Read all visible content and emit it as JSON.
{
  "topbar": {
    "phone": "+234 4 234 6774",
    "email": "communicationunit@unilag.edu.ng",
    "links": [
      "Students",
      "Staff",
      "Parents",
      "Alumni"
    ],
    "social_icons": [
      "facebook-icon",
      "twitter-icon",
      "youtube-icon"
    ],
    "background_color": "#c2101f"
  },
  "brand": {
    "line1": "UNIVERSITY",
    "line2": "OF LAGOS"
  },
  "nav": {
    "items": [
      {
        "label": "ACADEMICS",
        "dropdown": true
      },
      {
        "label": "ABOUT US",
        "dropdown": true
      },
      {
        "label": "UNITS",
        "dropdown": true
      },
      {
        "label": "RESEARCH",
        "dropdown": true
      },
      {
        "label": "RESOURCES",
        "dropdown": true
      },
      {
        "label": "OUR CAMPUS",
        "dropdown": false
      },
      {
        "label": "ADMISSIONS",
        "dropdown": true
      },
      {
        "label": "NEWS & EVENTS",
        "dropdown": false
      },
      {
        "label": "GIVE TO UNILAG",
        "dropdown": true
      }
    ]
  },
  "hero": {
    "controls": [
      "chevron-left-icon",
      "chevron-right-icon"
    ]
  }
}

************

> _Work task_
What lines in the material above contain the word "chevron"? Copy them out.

> _Result for this exercise_
      "chevron-left-icon",
      "chevron-right-icon"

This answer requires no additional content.